YOUR GOAL:
Copy out exactly every line from the line containing "Extract the structured" until the records below end, inclusive of both boundary lines.
[Opening DATASET section]
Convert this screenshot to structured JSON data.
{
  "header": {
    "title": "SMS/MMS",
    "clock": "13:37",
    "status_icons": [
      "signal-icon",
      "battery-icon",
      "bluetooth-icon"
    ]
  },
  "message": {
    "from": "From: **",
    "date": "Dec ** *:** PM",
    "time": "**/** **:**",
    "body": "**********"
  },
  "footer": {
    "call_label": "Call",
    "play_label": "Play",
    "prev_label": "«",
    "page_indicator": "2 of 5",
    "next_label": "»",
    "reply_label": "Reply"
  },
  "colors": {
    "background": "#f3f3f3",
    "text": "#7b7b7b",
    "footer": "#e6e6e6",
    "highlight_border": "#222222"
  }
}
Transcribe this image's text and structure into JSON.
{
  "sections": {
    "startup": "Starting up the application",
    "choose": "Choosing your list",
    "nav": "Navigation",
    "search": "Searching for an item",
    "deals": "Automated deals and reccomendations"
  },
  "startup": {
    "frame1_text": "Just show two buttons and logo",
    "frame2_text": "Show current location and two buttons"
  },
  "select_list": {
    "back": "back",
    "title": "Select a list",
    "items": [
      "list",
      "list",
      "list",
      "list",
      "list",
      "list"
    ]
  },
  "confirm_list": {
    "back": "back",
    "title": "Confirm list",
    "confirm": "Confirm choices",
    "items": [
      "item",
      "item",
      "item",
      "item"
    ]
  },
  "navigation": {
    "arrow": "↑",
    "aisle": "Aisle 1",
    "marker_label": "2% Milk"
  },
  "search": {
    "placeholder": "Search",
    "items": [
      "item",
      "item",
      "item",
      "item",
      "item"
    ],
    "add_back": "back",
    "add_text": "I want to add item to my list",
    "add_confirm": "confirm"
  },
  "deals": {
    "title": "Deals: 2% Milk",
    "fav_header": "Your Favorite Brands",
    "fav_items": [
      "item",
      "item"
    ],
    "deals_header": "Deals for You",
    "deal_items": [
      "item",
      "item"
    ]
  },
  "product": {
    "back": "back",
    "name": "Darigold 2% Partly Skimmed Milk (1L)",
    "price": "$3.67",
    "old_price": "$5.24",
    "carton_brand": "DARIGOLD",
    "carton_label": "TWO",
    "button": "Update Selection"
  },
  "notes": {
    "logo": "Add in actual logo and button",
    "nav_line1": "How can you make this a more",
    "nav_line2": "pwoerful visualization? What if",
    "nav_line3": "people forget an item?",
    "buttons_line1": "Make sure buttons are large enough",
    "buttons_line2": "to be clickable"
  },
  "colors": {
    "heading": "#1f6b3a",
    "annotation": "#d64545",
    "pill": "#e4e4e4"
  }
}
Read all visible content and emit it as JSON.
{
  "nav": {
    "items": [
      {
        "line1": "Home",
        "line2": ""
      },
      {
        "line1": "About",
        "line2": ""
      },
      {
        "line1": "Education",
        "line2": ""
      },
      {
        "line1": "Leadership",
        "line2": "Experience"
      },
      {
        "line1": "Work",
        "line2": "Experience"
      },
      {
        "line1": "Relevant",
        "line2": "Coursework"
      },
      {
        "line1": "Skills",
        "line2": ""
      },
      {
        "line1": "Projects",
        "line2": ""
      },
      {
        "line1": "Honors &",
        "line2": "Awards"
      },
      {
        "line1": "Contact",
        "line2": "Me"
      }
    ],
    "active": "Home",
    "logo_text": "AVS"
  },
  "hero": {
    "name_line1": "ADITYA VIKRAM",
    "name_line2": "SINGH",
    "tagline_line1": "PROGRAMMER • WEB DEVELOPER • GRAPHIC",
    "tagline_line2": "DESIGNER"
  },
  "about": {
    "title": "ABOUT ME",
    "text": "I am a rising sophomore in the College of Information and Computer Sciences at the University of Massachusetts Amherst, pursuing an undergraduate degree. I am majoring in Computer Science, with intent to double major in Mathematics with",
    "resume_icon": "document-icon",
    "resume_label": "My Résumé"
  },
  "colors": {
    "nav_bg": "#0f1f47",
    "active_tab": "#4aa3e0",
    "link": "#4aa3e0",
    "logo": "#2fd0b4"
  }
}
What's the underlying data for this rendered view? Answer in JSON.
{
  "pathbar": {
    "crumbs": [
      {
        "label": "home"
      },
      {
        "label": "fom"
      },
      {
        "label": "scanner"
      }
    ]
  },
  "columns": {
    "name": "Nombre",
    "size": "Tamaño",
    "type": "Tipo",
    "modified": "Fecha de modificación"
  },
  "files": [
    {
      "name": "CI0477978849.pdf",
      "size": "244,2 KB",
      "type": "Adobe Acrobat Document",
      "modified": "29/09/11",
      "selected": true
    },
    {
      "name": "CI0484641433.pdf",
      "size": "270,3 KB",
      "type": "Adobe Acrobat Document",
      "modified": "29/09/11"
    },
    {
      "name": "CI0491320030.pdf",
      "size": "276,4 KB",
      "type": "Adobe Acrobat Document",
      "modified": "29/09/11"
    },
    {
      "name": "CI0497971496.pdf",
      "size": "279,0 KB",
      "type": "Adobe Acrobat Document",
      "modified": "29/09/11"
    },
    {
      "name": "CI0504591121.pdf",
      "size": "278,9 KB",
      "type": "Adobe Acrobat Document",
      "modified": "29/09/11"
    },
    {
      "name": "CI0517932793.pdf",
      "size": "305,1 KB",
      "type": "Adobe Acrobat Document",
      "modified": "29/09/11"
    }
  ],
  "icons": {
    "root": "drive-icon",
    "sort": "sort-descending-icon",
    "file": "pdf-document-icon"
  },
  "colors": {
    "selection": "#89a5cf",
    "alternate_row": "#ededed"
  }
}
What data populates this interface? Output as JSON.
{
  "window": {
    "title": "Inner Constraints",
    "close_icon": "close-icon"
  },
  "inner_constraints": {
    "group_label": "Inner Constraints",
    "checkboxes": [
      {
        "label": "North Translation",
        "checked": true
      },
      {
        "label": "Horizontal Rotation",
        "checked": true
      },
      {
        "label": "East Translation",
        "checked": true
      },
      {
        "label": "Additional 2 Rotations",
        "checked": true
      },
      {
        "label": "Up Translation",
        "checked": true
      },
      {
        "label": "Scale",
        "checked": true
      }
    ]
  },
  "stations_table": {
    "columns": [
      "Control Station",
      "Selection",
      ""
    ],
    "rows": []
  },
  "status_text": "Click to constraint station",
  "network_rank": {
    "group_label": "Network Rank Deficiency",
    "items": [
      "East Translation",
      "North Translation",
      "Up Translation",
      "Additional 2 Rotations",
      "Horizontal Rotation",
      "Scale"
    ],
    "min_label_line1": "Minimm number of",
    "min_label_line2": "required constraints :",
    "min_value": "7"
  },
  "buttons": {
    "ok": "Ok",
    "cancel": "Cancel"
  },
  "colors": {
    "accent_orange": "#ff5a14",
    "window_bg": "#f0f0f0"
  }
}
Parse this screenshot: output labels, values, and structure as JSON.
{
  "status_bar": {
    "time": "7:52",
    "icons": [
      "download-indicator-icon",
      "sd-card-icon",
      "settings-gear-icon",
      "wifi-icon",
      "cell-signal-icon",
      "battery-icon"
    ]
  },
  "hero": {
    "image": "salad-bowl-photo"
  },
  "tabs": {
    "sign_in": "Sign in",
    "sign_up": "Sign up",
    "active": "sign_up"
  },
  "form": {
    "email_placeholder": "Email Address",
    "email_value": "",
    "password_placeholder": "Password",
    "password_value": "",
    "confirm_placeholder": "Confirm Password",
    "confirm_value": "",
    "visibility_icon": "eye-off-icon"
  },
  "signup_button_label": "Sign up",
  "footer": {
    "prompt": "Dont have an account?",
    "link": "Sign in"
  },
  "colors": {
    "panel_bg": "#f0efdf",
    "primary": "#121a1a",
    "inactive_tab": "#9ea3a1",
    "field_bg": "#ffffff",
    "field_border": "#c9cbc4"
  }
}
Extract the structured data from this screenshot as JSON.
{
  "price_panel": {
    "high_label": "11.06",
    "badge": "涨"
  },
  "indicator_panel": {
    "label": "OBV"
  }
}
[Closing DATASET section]
YOUR SOLUTION:
Extract the structured data from this screenshot as JSON.
{
  "price_panel": {
    "high_label": "11.06",
    "badge": "涨"
  },
  "indicator_panel": {
    "label": "OBV"
  }
}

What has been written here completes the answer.